The Best Science Fiction Stories and Novels: 1956 is a 1956 anthology of science fiction short stories edited by T. E. Dikty. The stories had originally appeared in 1955 and 1956 in the magazines Startling Stories, Astounding, Galaxy Science Fiction, Imaginative Tales, Fantastic Universe, Fantasy and Science Fiction and If.
The Best Science Fiction Stories and Novels: Ninth Series is a 1958 anthology of science fiction short stories edited by T. E. Dikty. The stories had originally appeared in 1956 and 1957 in the magazines Astounding, If, Fantasy and Science Fiction, Venture Science Fiction Magazine, Satellite and Science Fiction Stories.
SF '58: The Year's Greatest Science Fiction and Fantasy is a 1958 anthology of science fiction and fantasy short stories and articles edited by Judith Merril.
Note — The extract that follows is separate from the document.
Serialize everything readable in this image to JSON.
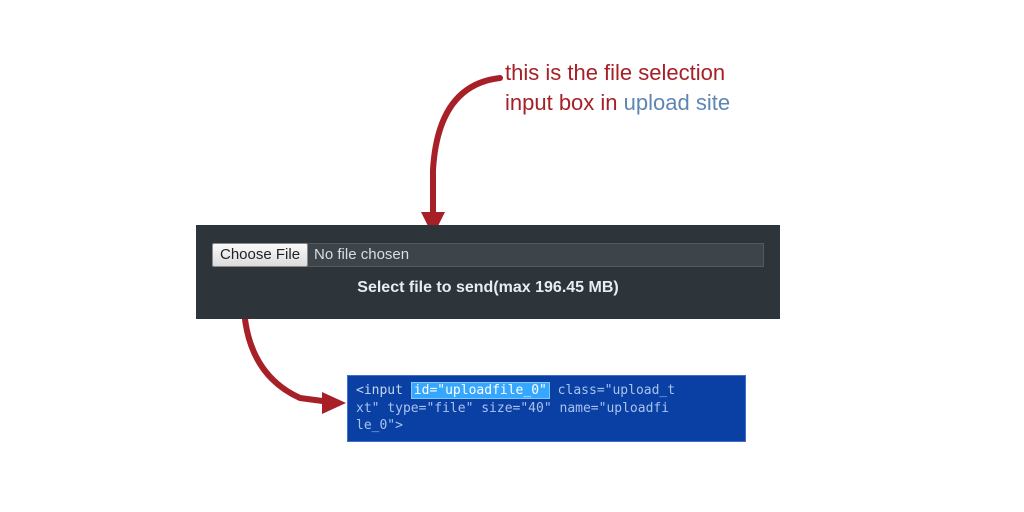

It was published by Gnome Press in an edition of 4,000 copies of which 1,263 were never bound. It was the third in a series of 12 annual anthologies edited by Merrill. Most of the stories and articles originally appeared in the magazines Science-Fantasy, Playboy, Infinity Science Fiction, Atlantic Monthly, Fantasy and Science Fiction, If, Venture, Mademoiselle, Boys' Life and The New York Times.
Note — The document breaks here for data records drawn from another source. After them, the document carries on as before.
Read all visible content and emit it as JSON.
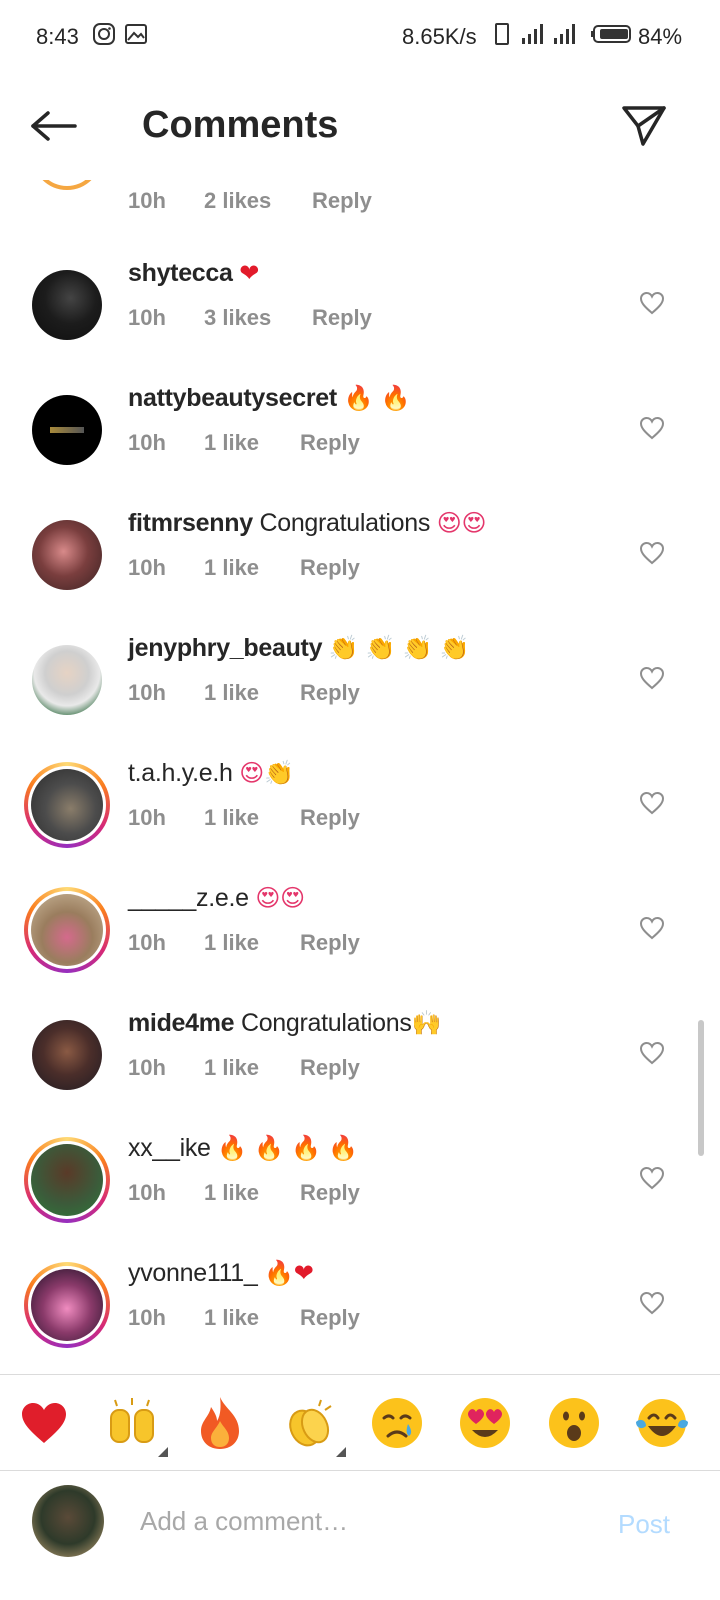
{
  "status_bar": {
    "time": "8:43",
    "network_speed": "8.65K/s",
    "battery": "84%",
    "icons": [
      "instagram-icon",
      "gallery-icon",
      "phone-outline-icon",
      "signal-icon",
      "signal-icon",
      "battery-icon"
    ]
  },
  "header": {
    "title": "Comments",
    "back_icon": "back-arrow-icon",
    "share_icon": "send-icon"
  },
  "partial_comment": {
    "time": "10h",
    "likes": "2 likes",
    "reply": "Reply"
  },
  "comments": [
    {
      "username": "shytecca",
      "text": "",
      "emoji": "❤",
      "time": "10h",
      "likes": "3 likes",
      "reply": "Reply",
      "story_ring": false
    },
    {
      "username": "nattybeautysecret",
      "text": "",
      "emoji": "🔥 🔥",
      "time": "10h",
      "likes": "1 like",
      "reply": "Reply",
      "story_ring": false
    },
    {
      "username": "fitmrsenny",
      "text": "Congratulations",
      "emoji": "😍😍",
      "time": "10h",
      "likes": "1 like",
      "reply": "Reply",
      "story_ring": false
    },
    {
      "username": "jenyphry_beauty",
      "text": "",
      "emoji": "👏 👏 👏 👏",
      "time": "10h",
      "likes": "1 like",
      "reply": "Reply",
      "story_ring": false
    },
    {
      "username": "t.a.h.y.e.h",
      "text": "",
      "emoji": "😍👏",
      "time": "10h",
      "likes": "1 like",
      "reply": "Reply",
      "story_ring": true
    },
    {
      "username": "_____z.e.e",
      "text": "",
      "emoji": "😍😍",
      "time": "10h",
      "likes": "1 like",
      "reply": "Reply",
      "story_ring": true
    },
    {
      "username": "mide4me",
      "text": "Congratulations",
      "emoji": "🙌",
      "time": "10h",
      "likes": "1 like",
      "reply": "Reply",
      "story_ring": false
    },
    {
      "username": "xx__ike",
      "text": "",
      "emoji": "🔥 🔥 🔥 🔥",
      "time": "10h",
      "likes": "1 like",
      "reply": "Reply",
      "story_ring": true
    },
    {
      "username": "yvonne111_",
      "text": "",
      "emoji": "🔥❤",
      "time": "10h",
      "likes": "1 like",
      "reply": "Reply",
      "story_ring": true
    }
  ],
  "emoji_bar": [
    {
      "name": "heart-emoji",
      "glyph": "❤",
      "has_skin_tone": false
    },
    {
      "name": "raised-hands-emoji",
      "glyph": "🙌",
      "has_skin_tone": true
    },
    {
      "name": "fire-emoji",
      "glyph": "🔥",
      "has_skin_tone": false
    },
    {
      "name": "clapping-hands-emoji",
      "glyph": "👏",
      "has_skin_tone": true
    },
    {
      "name": "crying-face-emoji",
      "glyph": "😢",
      "has_skin_tone": false
    },
    {
      "name": "heart-eyes-emoji",
      "glyph": "😍",
      "has_skin_tone": false
    },
    {
      "name": "surprised-face-emoji",
      "glyph": "😮",
      "has_skin_tone": false
    },
    {
      "name": "tears-of-joy-emoji",
      "glyph": "😂",
      "has_skin_tone": false
    }
  ],
  "composer": {
    "placeholder": "Add a comment…",
    "post_label": "Post"
  },
  "colors": {
    "text": "#262626",
    "meta": "#8e8e8e",
    "post_disabled": "#b3dbff",
    "heart_red": "#ed1c24"
  }
}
Of Worlds Beyond is a collection of essays about the techniques of writing science fiction, edited by Lloyd Arthur Eshbach. It was first published in 1947 by Fantasy Press in an edition of 1,262 copies. It has been reprinted by Advent in 1964 and by Dobson in 1965.
Shasta Publishers was a science fiction and fantasy small press specialty publishing house founded in 1947 by Erle Melvin Korshak, T. E. Dikty, and Mark Reinsberg, who were all science fiction fans from the Chicago area. The name of the press was suggested by Reinsberg in remembrance of a summer job that he and Korshak had held at Mount Shasta.
Science-Fantasy Quintette is a collection of science fiction short stories by authors L. Ron Hubbard and Ed Earl Repp and edited by William L. Crawford. It was published in 1953 by Fantasy Publishing Company, Inc. in an edition of 300 copies. The book is an omnibus of Repp's The Radium Pool and Hubbard's Triton. The stories originally appeared in the magazines Unknown, Amazing Stories, Fantasy Book and Science Wonder Stories.
Ken Krueger was an American publisher and retailer. Krueger co-founded and organized the first San Diego Comic-Con International convention, then called "San Diego's Golden State Comic-Con," in 1970. Krueger co-created the annual convention with a group of San Diego friends, including Shel Dorf, Richard Alf and Mike Towry.
Two Complete Science-Adventure Books was an American pulp science fiction magazine, published by Fiction House, which lasted for eleven issues between 1950 and 1954 as a companion to Planet Stories. Each issue carried two novels or long novellas. It was initially intended to carry only reprints, but soon began to publish original stories. Contributors included Isaac Asimov, Robert A. Heinlein, Arthur C. Clarke, Poul Anderson, John Brunner, and James Blish. The magazine folded in 1954, almost at the end of the pulp era.